[ACTION ITEM]:
Out of the listing below, copy every line that carries the string "Overview".

::: SOURCE MATERIAL :::

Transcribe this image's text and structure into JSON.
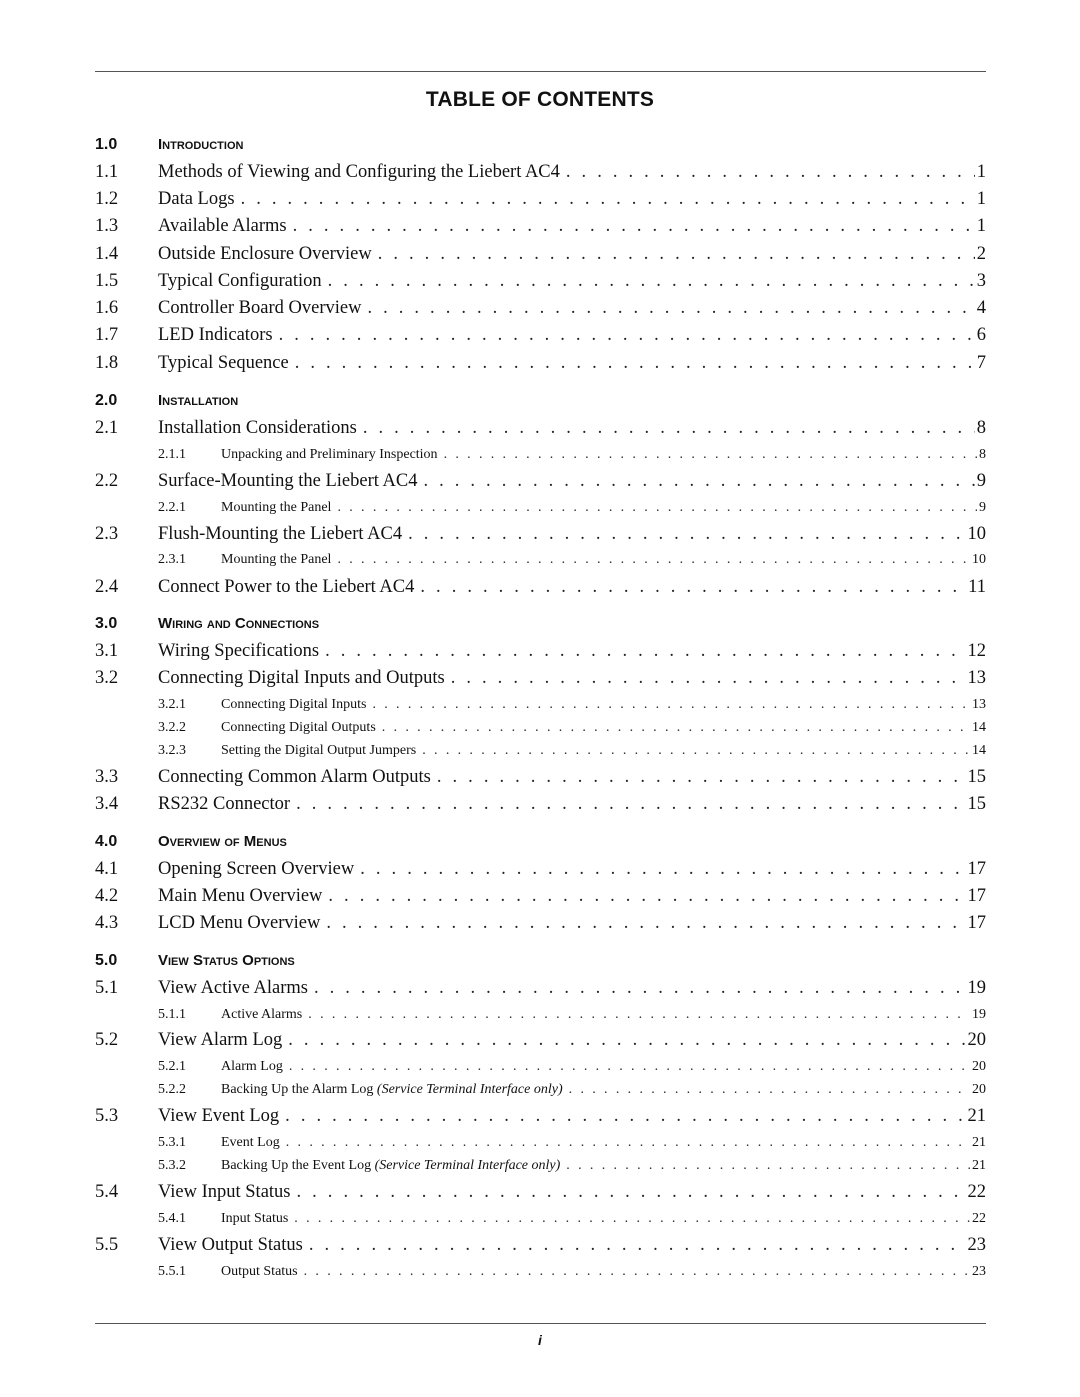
{
  "title": "TABLE OF CONTENTS",
  "footer_page": "i",
  "sections": [
    {
      "num": "1.0",
      "label": "Introduction",
      "entries": [
        {
          "level": 2,
          "num": "1.1",
          "label": "Methods of Viewing and Configuring the Liebert AC4",
          "page": "1"
        },
        {
          "level": 2,
          "num": "1.2",
          "label": "Data Logs",
          "page": "1"
        },
        {
          "level": 2,
          "num": "1.3",
          "label": "Available Alarms",
          "page": "1"
        },
        {
          "level": 2,
          "num": "1.4",
          "label": "Outside Enclosure Overview",
          "page": "2"
        },
        {
          "level": 2,
          "num": "1.5",
          "label": "Typical Configuration",
          "page": "3"
        },
        {
          "level": 2,
          "num": "1.6",
          "label": "Controller Board Overview",
          "page": "4"
        },
        {
          "level": 2,
          "num": "1.7",
          "label": "LED Indicators",
          "page": "6"
        },
        {
          "level": 2,
          "num": "1.8",
          "label": "Typical Sequence",
          "page": "7"
        }
      ]
    },
    {
      "num": "2.0",
      "label": "Installation",
      "entries": [
        {
          "level": 2,
          "num": "2.1",
          "label": "Installation Considerations",
          "page": "8"
        },
        {
          "level": 3,
          "num": "2.1.1",
          "label": "Unpacking and Preliminary Inspection",
          "page": "8"
        },
        {
          "level": 2,
          "num": "2.2",
          "label": "Surface-Mounting the Liebert AC4",
          "page": "9"
        },
        {
          "level": 3,
          "num": "2.2.1",
          "label": "Mounting the Panel",
          "page": "9"
        },
        {
          "level": 2,
          "num": "2.3",
          "label": "Flush-Mounting the Liebert AC4",
          "page": "10"
        },
        {
          "level": 3,
          "num": "2.3.1",
          "label": "Mounting the Panel",
          "page": "10"
        },
        {
          "level": 2,
          "num": "2.4",
          "label": "Connect Power to the Liebert AC4",
          "page": "11"
        }
      ]
    },
    {
      "num": "3.0",
      "label": "Wiring and Connections",
      "entries": [
        {
          "level": 2,
          "num": "3.1",
          "label": "Wiring Specifications",
          "page": "12"
        },
        {
          "level": 2,
          "num": "3.2",
          "label": "Connecting Digital Inputs and Outputs",
          "page": "13"
        },
        {
          "level": 3,
          "num": "3.2.1",
          "label": "Connecting Digital Inputs",
          "page": "13"
        },
        {
          "level": 3,
          "num": "3.2.2",
          "label": "Connecting Digital Outputs",
          "page": "14"
        },
        {
          "level": 3,
          "num": "3.2.3",
          "label": "Setting the Digital Output Jumpers",
          "page": "14"
        },
        {
          "level": 2,
          "num": "3.3",
          "label": "Connecting Common Alarm Outputs",
          "page": "15"
        },
        {
          "level": 2,
          "num": "3.4",
          "label": "RS232 Connector",
          "page": "15"
        }
      ]
    },
    {
      "num": "4.0",
      "label": "Overview of Menus",
      "entries": [
        {
          "level": 2,
          "num": "4.1",
          "label": "Opening Screen Overview",
          "page": "17"
        },
        {
          "level": 2,
          "num": "4.2",
          "label": "Main Menu Overview",
          "page": "17"
        },
        {
          "level": 2,
          "num": "4.3",
          "label": "LCD Menu Overview",
          "page": "17"
        }
      ]
    },
    {
      "num": "5.0",
      "label": "View Status Options",
      "entries": [
        {
          "level": 2,
          "num": "5.1",
          "label": "View Active Alarms",
          "page": "19"
        },
        {
          "level": 3,
          "num": "5.1.1",
          "label": "Active Alarms",
          "page": "19"
        },
        {
          "level": 2,
          "num": "5.2",
          "label": "View Alarm Log",
          "page": "20"
        },
        {
          "level": 3,
          "num": "5.2.1",
          "label": "Alarm Log",
          "page": "20"
        },
        {
          "level": 3,
          "num": "5.2.2",
          "label": "Backing Up the Alarm Log",
          "note": "(Service Terminal Interface only)",
          "page": "20"
        },
        {
          "level": 2,
          "num": "5.3",
          "label": "View Event Log",
          "page": "21"
        },
        {
          "level": 3,
          "num": "5.3.1",
          "label": "Event Log",
          "page": "21"
        },
        {
          "level": 3,
          "num": "5.3.2",
          "label": "Backing Up the Event Log",
          "note": "(Service Terminal Interface only)",
          "page": "21"
        },
        {
          "level": 2,
          "num": "5.4",
          "label": "View Input Status",
          "page": "22"
        },
        {
          "level": 3,
          "num": "5.4.1",
          "label": "Input Status",
          "page": "22"
        },
        {
          "level": 2,
          "num": "5.5",
          "label": "View Output Status",
          "page": "23"
        },
        {
          "level": 3,
          "num": "5.5.1",
          "label": "Output Status",
          "page": "23"
        }
      ]
    }
  ]
}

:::

[WRITTEN REPLY]:
          "label": "Outside Enclosure Overview",
          "label": "Controller Board Overview",
      "label": "Overview of Menus",
          "label": "Opening Screen Overview",
          "label": "Main Menu Overview",
          "label": "LCD Menu Overview",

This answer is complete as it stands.